Working to change the rules of war | The Triangle

Working to change the rules of war

In July of 2012, amid the dry heat of southern Afghanistan, first Lt. Clint Lorance ordered his soldiers to fire on three unarmed Afghan motorcyclists, killing two and wounding one. As a result of his actions, Lorance was found guilty of second-degree murder and obstruction of justice. For the past six years, Lorance has been in a military prison in Fort Leavenworth, Kansas.

That is, until now.

Back in Nov. 2019, Lorance appeared on “Fox & Friends” after President Trump pardoned him. When asked what Lorance would like to say to the President, he turned to the camera and said, “I love you, sir.”

The idea of a convicted war criminal directly thanking the leader of the United States for freeing him should strike fear into every single American. Although the modern rules of war came from the Geneva Convention of 1864, we can trace the concept of “battlefield behavior” all the way back to ancient civilizations. From the very beginning of time, even when we were at war, human beings have abided by certain laws and norms with respect to the fundamental dignity that comes with any life.
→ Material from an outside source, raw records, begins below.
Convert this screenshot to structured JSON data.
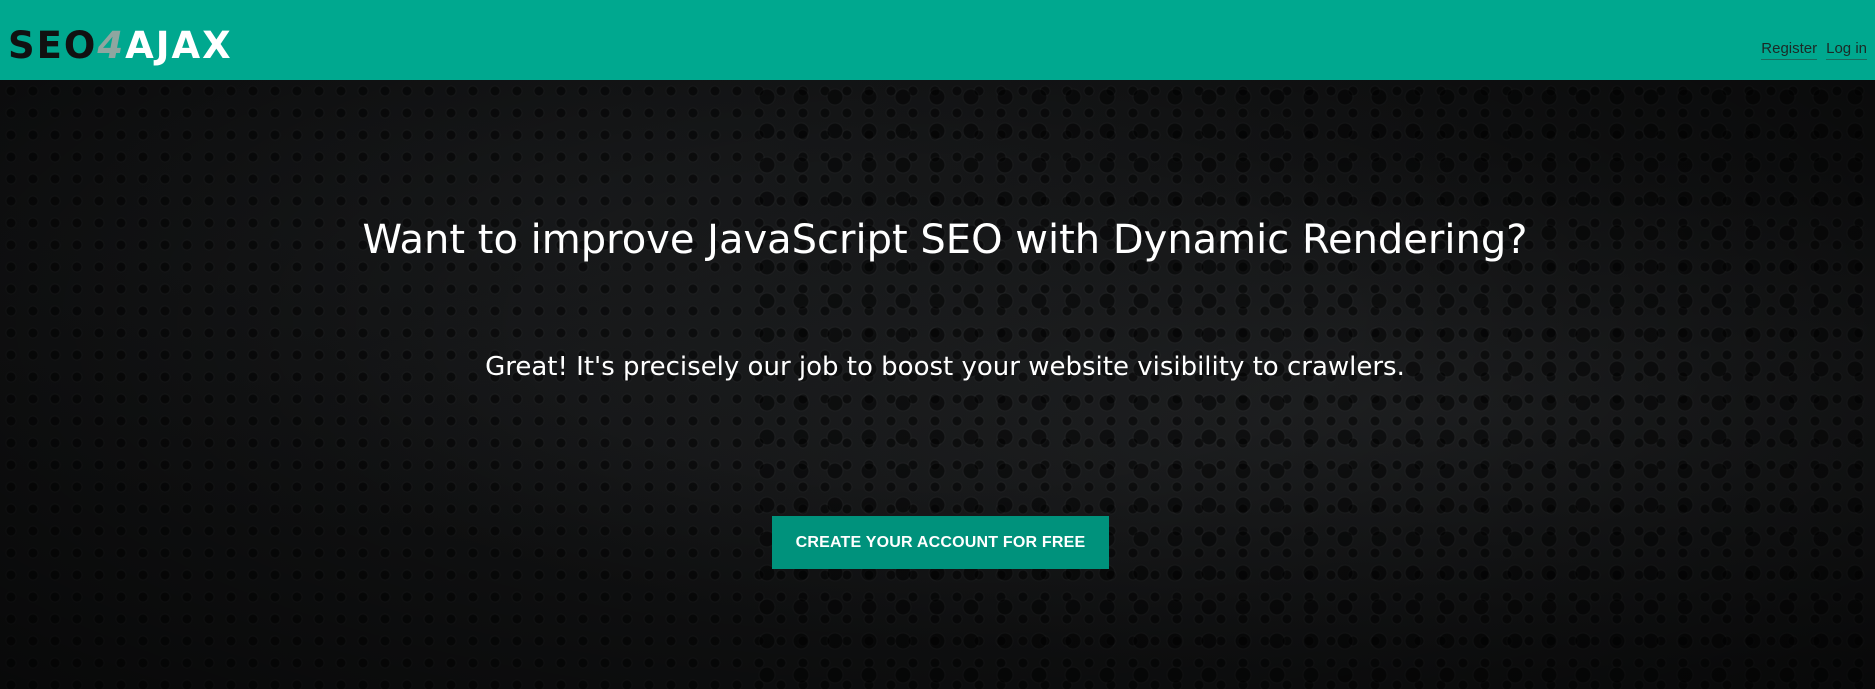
{
  "header": {
    "logo": {
      "part_a": "SEO",
      "part_b": "4",
      "part_c": "AJAX"
    },
    "nav": [
      {
        "label": "Register"
      },
      {
        "label": "Log in"
      }
    ]
  },
  "hero": {
    "headline": "Want to improve JavaScript SEO with Dynamic Rendering?",
    "subline": "Great! It's precisely our job to boost your website visibility to crawlers.",
    "cta_label": "CREATE YOUR ACCOUNT FOR FREE"
  },
  "colors": {
    "header_bg": "#00a88f",
    "cta_bg": "#00927c",
    "hero_bg": "#121314"
  }
}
But with Trump’s pardon record, it seems that he is intent on challenging this age-old tradition, and with it, the idea that all human life holds value.

Lorance isn’t even the worst of Trump’s pardon list.

The case of Chief Edward Gallagher is particularly gruesome. Gallagher stabbed a teenage ISIS militant multiple times while the teen was in surgery and then proceeded to threaten his subordinates against reporting him. Of course, this isn’t all. Gallagher also shot down an elderly man and a school-age girl with a sniper rifle. Not to mention, his hobby of showering neighborhoods with machine-gun fire without any clear targets.

The Navy’s top admiral demoted Gallagher because of his actions, but President Trump promptly restored Gallagher to his original position, essentially sending the message that actions don’t have consequences.

Finally, and perhaps most frightening of all, was the pardon issued to Army Maj. Matthew Golsteyn for killing an unarmed Afghan man. Before the case against Golsteyn was even heard, Trump pardoned him. The system didn’t even have the chance to work before Trump intervened.

With everything happening on our national political stage, it’s hard to recognize what these pardons are, but it is important we don’t miss it. They are an absolute rejection of the military judicial process and disregard for the war laws designed to dignify human life.

And this sets a terrifying precedent for the future of warfare, incites the United States’ budding reputation as a reckless bully and of course, and reduces the military to a mere political tool.

If the President of the United States is pardoning war criminals, it sends the message that the American military has no regard for international cooperation. Where does that leave us on the global stage and what does it reflect about American society today?

If we look to the president’s Twitter account,he says: “We train our boys to be killing machines, then prosecute them when they kill.” This sentiment isn’t only grossly untrue, but it also reveals that the president has no idea what he’s talking about.

For a man who is supposed to be the Commander in Chief, he knows surprisingly little about how military personnel are expected to act. As per the Law of Armed Conflict, there are certain tenets that are meant to be observed at all times. Things like don’t torture prisoners, engage with only enemy combatants and treat civilians humanely don’t seem like very controversial ideas, and yet here we are.

Personally, I have a hard time believing that our president pardoned these men in the naive spirit of proud Americanism. No, these were calculated decisions. Let’s give the president some credit; he is not as stupid as we want to think he is. Donald Trump is a man who thrives in chaos.

By pardoning these men, the president makes it clear that in Trump’s America, human life is secondary to “winning.” The lives of non-Americans are meaningless, particularly when they get in the way of this goal. By establishing this message, Trump creates a fundamental divide between those he deems to fit his definition of American and everyone else.

And of course, the timing of these three pardons could not have been worse. Perhaps it was a coincidence that Trump pardoned three war criminals on the same day that his ally Roger Stone was convicted or the second day of the impeachment inquiry, but it would be a fairly large coincidence.

These pardons aren’t just another “crazy” thing Trump has done. It is the systematic next step in establishing the difference between “real” Americans and the “others.” Excusing these three men says that it is okay to succumb to our most base instincts — acting brutally.

But make no mistake, acting on our most primeval motivations will only lead to the fundamental breakdown of American society as we know it. Fundamentally, we must recognize that if we as a people accept senseless murder on the basis of the enemy being “other” we are moving closer and closer to the downfall of our own society.